- **Description of the task**:
From the first line to the last, set down the data exactly as given.
───── Raw data
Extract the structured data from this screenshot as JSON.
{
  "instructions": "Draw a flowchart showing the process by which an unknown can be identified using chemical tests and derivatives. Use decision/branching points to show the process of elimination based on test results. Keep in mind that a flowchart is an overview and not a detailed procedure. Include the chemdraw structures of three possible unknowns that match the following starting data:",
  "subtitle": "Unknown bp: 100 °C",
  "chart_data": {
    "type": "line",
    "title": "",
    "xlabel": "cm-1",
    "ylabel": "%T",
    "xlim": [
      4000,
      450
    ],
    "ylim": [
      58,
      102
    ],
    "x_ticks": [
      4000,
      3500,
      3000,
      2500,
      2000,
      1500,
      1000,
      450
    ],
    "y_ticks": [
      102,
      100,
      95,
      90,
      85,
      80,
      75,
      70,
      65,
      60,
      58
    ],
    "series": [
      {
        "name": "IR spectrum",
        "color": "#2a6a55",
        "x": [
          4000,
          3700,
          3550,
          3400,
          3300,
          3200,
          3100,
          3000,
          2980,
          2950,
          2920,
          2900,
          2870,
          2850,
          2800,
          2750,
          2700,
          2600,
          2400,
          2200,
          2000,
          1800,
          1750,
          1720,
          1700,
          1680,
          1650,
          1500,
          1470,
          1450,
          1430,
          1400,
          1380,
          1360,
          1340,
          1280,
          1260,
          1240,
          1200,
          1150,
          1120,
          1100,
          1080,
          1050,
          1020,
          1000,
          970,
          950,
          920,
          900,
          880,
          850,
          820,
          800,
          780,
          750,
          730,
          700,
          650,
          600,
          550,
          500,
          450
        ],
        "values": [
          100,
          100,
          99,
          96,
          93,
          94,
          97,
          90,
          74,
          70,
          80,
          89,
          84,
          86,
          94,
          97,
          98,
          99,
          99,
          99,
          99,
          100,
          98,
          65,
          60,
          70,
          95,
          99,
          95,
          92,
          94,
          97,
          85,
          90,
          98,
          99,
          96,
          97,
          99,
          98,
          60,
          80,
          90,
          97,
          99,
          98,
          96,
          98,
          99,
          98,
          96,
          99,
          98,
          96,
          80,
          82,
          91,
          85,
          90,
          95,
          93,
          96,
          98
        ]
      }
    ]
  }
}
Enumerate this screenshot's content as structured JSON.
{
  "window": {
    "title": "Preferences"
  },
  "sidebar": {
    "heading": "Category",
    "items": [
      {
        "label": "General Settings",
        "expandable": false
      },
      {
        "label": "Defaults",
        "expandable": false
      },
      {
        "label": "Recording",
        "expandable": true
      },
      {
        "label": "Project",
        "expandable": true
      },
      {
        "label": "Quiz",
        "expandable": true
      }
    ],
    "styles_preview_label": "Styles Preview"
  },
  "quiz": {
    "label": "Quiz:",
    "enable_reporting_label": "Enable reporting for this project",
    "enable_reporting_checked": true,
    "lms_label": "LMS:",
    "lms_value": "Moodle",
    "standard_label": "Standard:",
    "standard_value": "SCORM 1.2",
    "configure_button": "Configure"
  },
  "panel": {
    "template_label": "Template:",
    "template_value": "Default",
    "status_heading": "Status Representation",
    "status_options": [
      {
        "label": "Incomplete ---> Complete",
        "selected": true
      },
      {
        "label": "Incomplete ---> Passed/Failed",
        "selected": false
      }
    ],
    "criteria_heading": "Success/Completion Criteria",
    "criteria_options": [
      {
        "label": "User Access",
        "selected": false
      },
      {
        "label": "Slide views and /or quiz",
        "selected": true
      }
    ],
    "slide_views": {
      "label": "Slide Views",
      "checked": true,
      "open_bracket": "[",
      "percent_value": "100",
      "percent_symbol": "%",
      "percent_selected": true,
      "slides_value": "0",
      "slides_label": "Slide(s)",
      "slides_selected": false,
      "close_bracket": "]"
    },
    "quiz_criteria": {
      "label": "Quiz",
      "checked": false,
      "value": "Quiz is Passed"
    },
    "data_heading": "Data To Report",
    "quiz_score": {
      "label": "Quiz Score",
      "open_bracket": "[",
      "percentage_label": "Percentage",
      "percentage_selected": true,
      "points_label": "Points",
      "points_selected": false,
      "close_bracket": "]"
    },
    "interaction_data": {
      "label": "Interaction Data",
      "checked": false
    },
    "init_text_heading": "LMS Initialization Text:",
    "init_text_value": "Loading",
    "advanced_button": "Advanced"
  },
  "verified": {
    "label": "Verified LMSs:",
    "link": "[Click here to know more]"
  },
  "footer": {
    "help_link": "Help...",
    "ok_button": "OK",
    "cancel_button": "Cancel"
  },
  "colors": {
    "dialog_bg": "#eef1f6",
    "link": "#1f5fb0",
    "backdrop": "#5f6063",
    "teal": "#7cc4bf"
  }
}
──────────
- **Solution to the exercise**:
Extract the structured data from this screenshot as JSON.
{
  "instructions": "Draw a flowchart showing the process by which an unknown can be identified using chemical tests and derivatives. Use decision/branching points to show the process of elimination based on test results. Keep in mind that a flowchart is an overview and not a detailed procedure. Include the chemdraw structures of three possible unknowns that match the following starting data:",
  "subtitle": "Unknown bp: 100 °C",
  "chart_data": {
    "type": "line",
    "title": "",
    "xlabel": "cm-1",
    "ylabel": "%T",
    "xlim": [
      4000,
      450
    ],
    "ylim": [
      58,
      102
    ],
    "x_ticks": [
      4000,
      3500,
      3000,
      2500,
      2000,
      1500,
      1000,
      450
    ],
    "y_ticks": [
      102,
      100,
      95,
      90,
      85,
      80,
      75,
      70,
      65,
      60,
      58
    ],
    "series": [
      {
        "name": "IR spectrum",
        "color": "#2a6a55",
        "x": [
          4000,
          3700,
          3550,
          3400,
          3300,
          3200,
          3100,
          3000,
          2980,
          2950,
          2920,
          2900,
          2870,
          2850,
          2800,
          2750,
          2700,
          2600,
          2400,
          2200,
          2000,
          1800,
          1750,
          1720,
          1700,
          1680,
          1650,
          1500,
          1470,
          1450,
          1430,
          1400,
          1380,
          1360,
          1340,
          1280,
          1260,
          1240,
          1200,
          1150,
          1120,
          1100,
          1080,
          1050,
          1020,
          1000,
          970,
          950,
          920,
          900,
          880,
          850,
          820,
          800,
          780,
          750,
          730,
          700,
          650,
          600,
          550,
          500,
          450
        ],
        "values": [
          100,
          100,
          99,
          96,
          93,
          94,
          97,
          90,
          74,
          70,
          80,
          89,
          84,
          86,
          94,
          97,
          98,
          99,
          99,
          99,
          99,
          100,
          98,
          65,
          60,
          70,
          95,
          99,
          95,
          92,
          94,
          97,
          85,
          90,
          98,
          99,
          96,
          97,
          99,
          98,
          60,
          80,
          90,
          97,
          99,
          98,
          96,
          98,
          99,
          98,
          96,
          99,
          98,
          96,
          80,
          82,
          91,
          85,
          90,
          95,
          93,
          96,
          98
        ]
      }
    ]
  }
}
Enumerate this screenshot's content as structured JSON.
{
  "window": {
    "title": "Preferences"
  },
  "sidebar": {
    "heading": "Category",
    "items": [
      {
        "label": "General Settings",
        "expandable": false
      },
      {
        "label": "Defaults",
        "expandable": false
      },
      {
        "label": "Recording",
        "expandable": true
      },
      {
        "label": "Project",
        "expandable": true
      },
      {
        "label": "Quiz",
        "expandable": true
      }
    ],
    "styles_preview_label": "Styles Preview"
  },
  "quiz": {
    "label": "Quiz:",
    "enable_reporting_label": "Enable reporting for this project",
    "enable_reporting_checked": true,
    "lms_label": "LMS:",
    "lms_value": "Moodle",
    "standard_label": "Standard:",
    "standard_value": "SCORM 1.2",
    "configure_button": "Configure"
  },
  "panel": {
    "template_label": "Template:",
    "template_value": "Default",
    "status_heading": "Status Representation",
    "status_options": [
      {
        "label": "Incomplete ---> Complete",
        "selected": true
      },
      {
        "label": "Incomplete ---> Passed/Failed",
        "selected": false
      }
    ],
    "criteria_heading": "Success/Completion Criteria",
    "criteria_options": [
      {
        "label": "User Access",
        "selected": false
      },
      {
        "label": "Slide views and /or quiz",
        "selected": true
      }
    ],
    "slide_views": {
      "label": "Slide Views",
      "checked": true,
      "open_bracket": "[",
      "percent_value": "100",
      "percent_symbol": "%",
      "percent_selected": true,
      "slides_value": "0",
      "slides_label": "Slide(s)",
      "slides_selected": false,
      "close_bracket": "]"
    },
    "quiz_criteria": {
      "label": "Quiz",
      "checked": false,
      "value": "Quiz is Passed"
    },
    "data_heading": "Data To Report",
    "quiz_score": {
      "label": "Quiz Score",
      "open_bracket": "[",
      "percentage_label": "Percentage",
      "percentage_selected": true,
      "points_label": "Points",
      "points_selected": false,
      "close_bracket": "]"
    },
    "interaction_data": {
      "label": "Interaction Data",
      "checked": false
    },
    "init_text_heading": "LMS Initialization Text:",
    "init_text_value": "Loading",
    "advanced_button": "Advanced"
  },
  "verified": {
    "label": "Verified LMSs:",
    "link": "[Click here to know more]"
  },
  "footer": {
    "help_link": "Help...",
    "ok_button": "OK",
    "cancel_button": "Cancel"
  },
  "colors": {
    "dialog_bg": "#eef1f6",
    "link": "#1f5fb0",
    "backdrop": "#5f6063",
    "teal": "#7cc4bf"
  }
}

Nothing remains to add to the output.